Facebook's New Rating System Catches Flak From Some Business Owners
Small businesses are lashing out against a new star rating feature on the site
Fri, January 10, 2014
IDG News Service (San Francisco Bureau) — Criticism hurts -- especially when you're not sure where it's coming from, or why, and have no way to respond to it.
That's the feeling among some business owners, who say a new rating system that Facebook introduced to better compete with Yelp is actually doing more harm than good. The system, which is currently in a testing phase for the desktop version of Facebook, lets people leave ratings on a scale of 1 to 5 stars, in addition to text reviews, on businesses' Facebook pages. So, if a simple "like" will not suffice, there's this.
But some small business owners say the system contains numerous flaws that have caused headaches for them and made it difficult to manage their companies' pages on Facebook. Among their complaints: The ratings can be left anonymously, sometimes with no real feedback attached to them, and without any way to respond to the reviews or correct mistakes in them.
Part of the issue is that the system allows for discrepancies between a business's overall rating and the reviews that are viewable on its page. The way the system works now, someone can write a positive review but leave a low star rating for the business, which is factored into its overall grade. That makes it hard, some business owners say, to understand what's really going on.
Reviewers have several privacy options for their reviews. So even though the reviewer's rating is factored into the business's average, the reviewer still has the option of making the written review public, or visible only to friends, or only to himself, among other settings.
For some businesses, that's led to confusion. "I would just like to be able to understand what the negative comments related to. Drinks? Food? Customer service? Wait time?" said Mary Hanson, on an anti-Facebook-ratings page that has sprung up since Facebook began testing the system.

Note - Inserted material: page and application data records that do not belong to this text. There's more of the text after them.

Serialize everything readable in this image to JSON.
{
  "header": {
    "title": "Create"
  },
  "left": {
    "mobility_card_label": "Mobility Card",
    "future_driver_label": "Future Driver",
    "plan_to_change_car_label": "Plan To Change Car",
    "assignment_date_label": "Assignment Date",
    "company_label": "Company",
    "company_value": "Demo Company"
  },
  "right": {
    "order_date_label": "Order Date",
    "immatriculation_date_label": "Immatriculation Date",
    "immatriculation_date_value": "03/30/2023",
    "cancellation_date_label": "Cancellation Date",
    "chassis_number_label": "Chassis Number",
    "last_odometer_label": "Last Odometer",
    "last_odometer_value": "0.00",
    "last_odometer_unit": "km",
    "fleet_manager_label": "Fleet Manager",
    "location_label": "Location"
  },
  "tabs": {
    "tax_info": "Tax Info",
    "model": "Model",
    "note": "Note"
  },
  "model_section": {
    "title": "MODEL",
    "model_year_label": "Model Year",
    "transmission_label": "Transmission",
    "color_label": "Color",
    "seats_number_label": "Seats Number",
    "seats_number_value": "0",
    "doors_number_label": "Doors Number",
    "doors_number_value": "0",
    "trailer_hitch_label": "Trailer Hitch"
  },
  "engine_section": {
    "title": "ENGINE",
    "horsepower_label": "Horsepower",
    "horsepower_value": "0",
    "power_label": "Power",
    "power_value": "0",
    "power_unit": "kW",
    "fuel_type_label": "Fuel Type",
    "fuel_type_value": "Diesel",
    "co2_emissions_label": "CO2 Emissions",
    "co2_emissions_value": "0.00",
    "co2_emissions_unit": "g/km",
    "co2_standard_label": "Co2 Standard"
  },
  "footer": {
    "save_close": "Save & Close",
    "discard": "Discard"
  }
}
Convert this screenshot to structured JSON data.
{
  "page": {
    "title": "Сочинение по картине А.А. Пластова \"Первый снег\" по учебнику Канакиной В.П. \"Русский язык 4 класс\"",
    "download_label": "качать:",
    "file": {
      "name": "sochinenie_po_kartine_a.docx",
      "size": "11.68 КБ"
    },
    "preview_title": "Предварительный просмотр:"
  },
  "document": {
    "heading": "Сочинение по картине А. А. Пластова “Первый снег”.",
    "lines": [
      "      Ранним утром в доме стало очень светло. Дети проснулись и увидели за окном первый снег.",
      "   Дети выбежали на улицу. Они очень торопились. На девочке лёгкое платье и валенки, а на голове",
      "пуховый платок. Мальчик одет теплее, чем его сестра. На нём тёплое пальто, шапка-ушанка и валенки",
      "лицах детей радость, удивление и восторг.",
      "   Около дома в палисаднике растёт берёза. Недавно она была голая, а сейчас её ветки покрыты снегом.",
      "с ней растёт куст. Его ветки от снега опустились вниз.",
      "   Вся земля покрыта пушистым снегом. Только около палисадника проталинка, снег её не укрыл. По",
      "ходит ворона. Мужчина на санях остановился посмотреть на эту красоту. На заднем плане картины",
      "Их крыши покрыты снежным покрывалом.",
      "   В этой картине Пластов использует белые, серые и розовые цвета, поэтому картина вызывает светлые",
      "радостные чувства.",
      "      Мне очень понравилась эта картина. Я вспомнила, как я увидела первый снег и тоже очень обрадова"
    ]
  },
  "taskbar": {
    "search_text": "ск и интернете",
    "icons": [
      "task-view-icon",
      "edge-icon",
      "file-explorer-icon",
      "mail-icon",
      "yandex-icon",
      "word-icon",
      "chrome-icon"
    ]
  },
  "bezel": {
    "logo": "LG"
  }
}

"I do not have many reviews, so one or two low ratings can make a big difference for my business," said Hanson, the owner of Mary's Scone Shop, a store based in Mount Horeb, Wisconsin.
Others were more critical. "This ratings system is a broken feature," said Steve Miles, in a plea to remove the anonymous ratings. A new business of his that wasn't even opened yet had already received some 1-star ratings, probably from a former competitor, he said.
Some companies, in response, have selected a non-business category for their pages on Facebook, just to have the ratings removed, even if it means wiping out positive reviews in the process. In message boards, others have suggested some fairly technical work-arounds, such as deleting the address from their business page.